From a religious perspective, I really would recommend reading a good translation of Al Qur'an - there are some very readable translations out there.

From a historical perspective - I'd probably look for a book that covers the crusades from both the Christian and Muslim perspective. That should show you something not only of Islam in it's cultural heyday, but also the original source of the current Christian vs Muslim tensions that exist even today.
thank you, brian. and persona.

yes, i've seen some books about the Crusades from a non-christian perspective. there's another book i'd like to read called "covering islam" that looks into western media representations of muslim faith and culture.

you're right Persona, i should start with the Koran. but i want to be able to understand what i'm reading, as well. thank you both.
Apologies if that isn't so great a help - my own perceptions of Islam are generally gleaned from various historical works which rarely cover the issue in any particular detail. And I'm afraid I have no commentaries that I can particularly recommend. :(
thank you, Brian. no need for a distressed sad face. :D

i'll look into your suggestions, definately. i'm also finding the internet (i know, i know. if web sites aren't biased, what is? besides, you're not supposed to use the web this way. you're supposed to go to the original texts. yeah, i know...) to be helpful.

but Persona has a point, obviously...i'll go back to the Koran, as well.

thank you both.
There are no translations of the Qu'ran. Only interpretations.

As a religion it has a number of areas - perhaps most given it's teachings of how exactly to carry out actions in life and the methodology behind this.

I would recommend reading analyatical books rather than misreading original source texts - once one has the overall, processed view down, one can deconstruct these by reference to the original sources.

Which area of Islam interests you most? Religious observance? The spiritual side? The historical sociological context? It's place in the world today and implementation by the various sects? I'll try to give you some good book recommendations on some of those topics if you like.
Semantic- thank you for your very helpful response.

I am most interested in religious observance and spirituality in Islam, and Islam's perspective on our relationship to God- how we can encounter or become closer to Him.

Thank you-
Vision of Islam - William Chittick and Sachiko Murata would be a good starting point (those two have trained in both sunni and shia methodologies).

Islam and the destiny of man by Charles Le Gai Eaton may also be of interest with regards to this. In a similar vein, The Heart of Islam : Enduring Values for Humanity by Syed Hossein Nasr is also a good book which draws on the similarties between sects and religions and their interaction with the modern world - less to do with private observance, but perhaps easier to draw parallels with.

All three authors/books mentioned above work from a pereniallist motif, but do provide a taste of the variety present in the religion. For a more orthodox/traditional view, Purification of the Heart: Signs, Symptoms and Cures of the Spiritual Diseases of the Heart by Shaykh Hamza Yusuf is excellent.
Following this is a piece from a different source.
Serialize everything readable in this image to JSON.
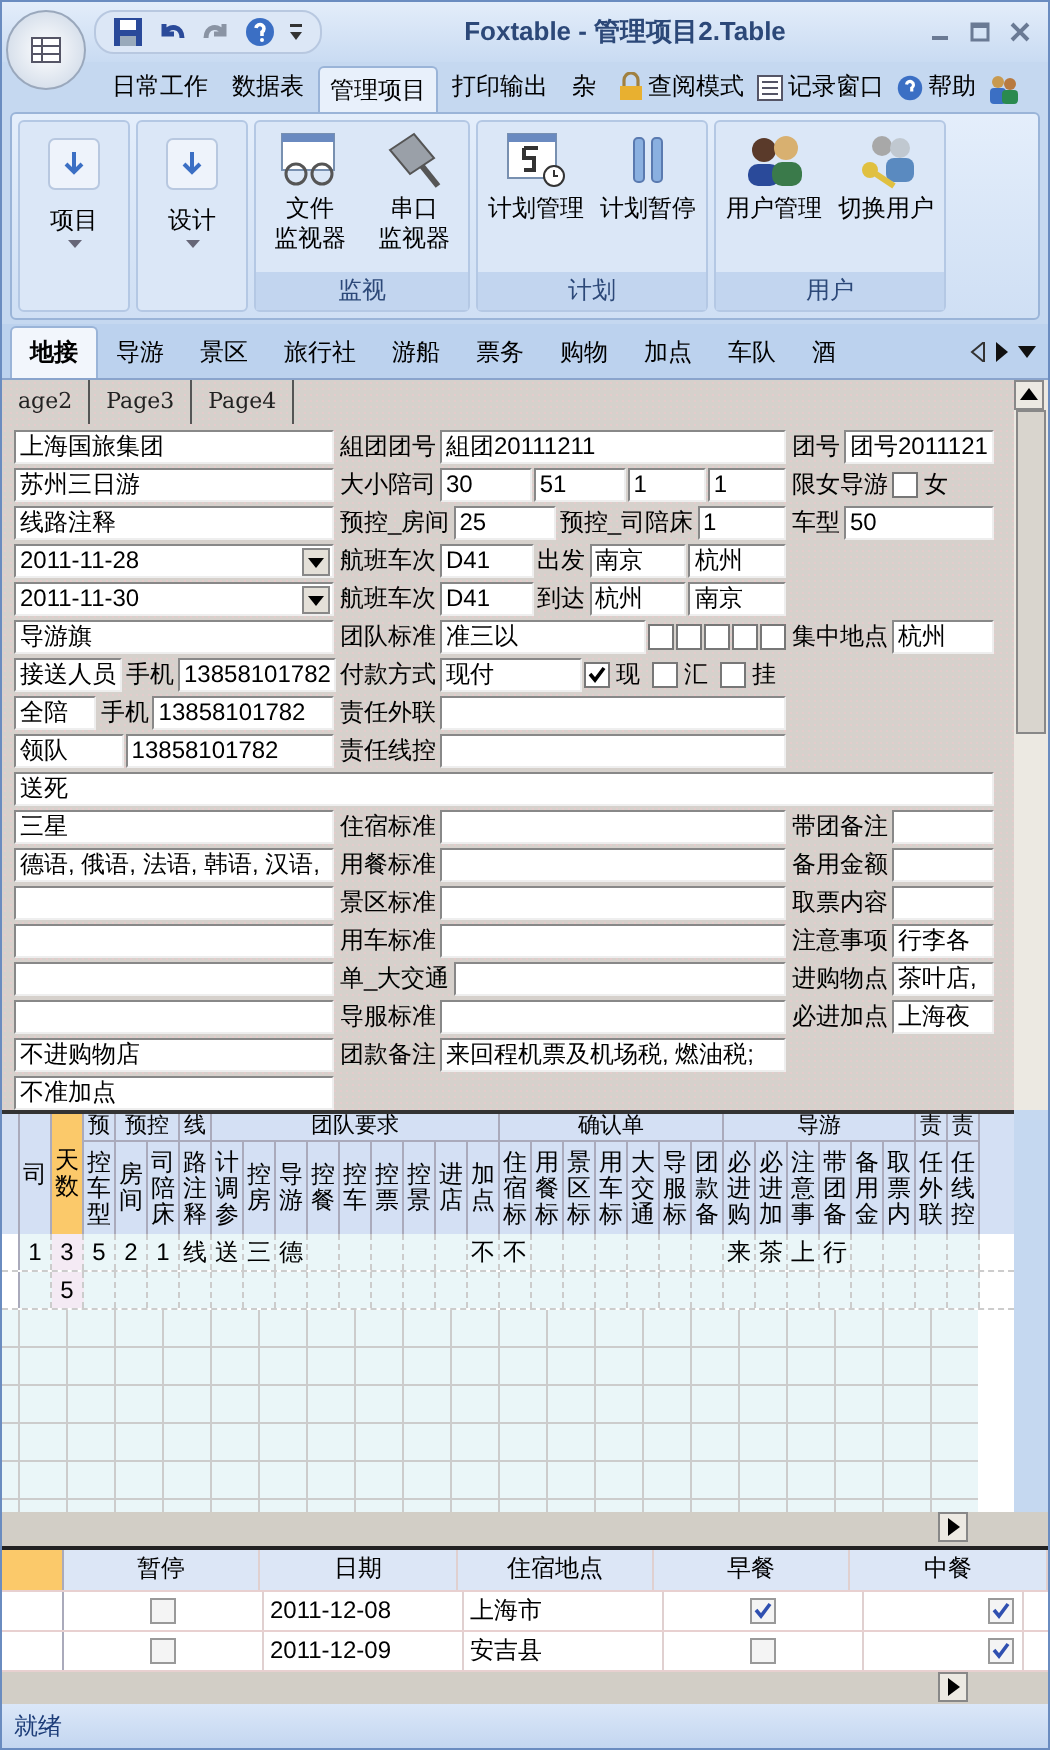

Those should last you a while and hopefully prove interesting..

'lo bananabrain.
Assalam-o-Alaikum(Peace be upon you all),
Just joined. Love the website
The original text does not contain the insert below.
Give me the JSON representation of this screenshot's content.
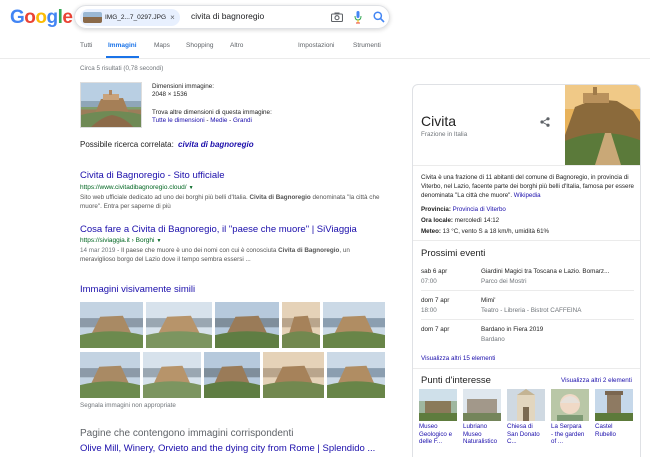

This particular post is for ISFP.
If you wish to read the Quran, then i suggest that you keep a Tafseer(explanation of the Quran) with you as well. You can refer to it whenever there are doubts or confusions. We muslims use them all the time. In this regard, the Tafseer of ibn-Katheer is often used as well as al-Qurtubi's. The former is available for online reading(in english) at the website below but i am not aware of any website for the latter. Hopefully, this will be quite helpful... it has been to me.

May God guide us all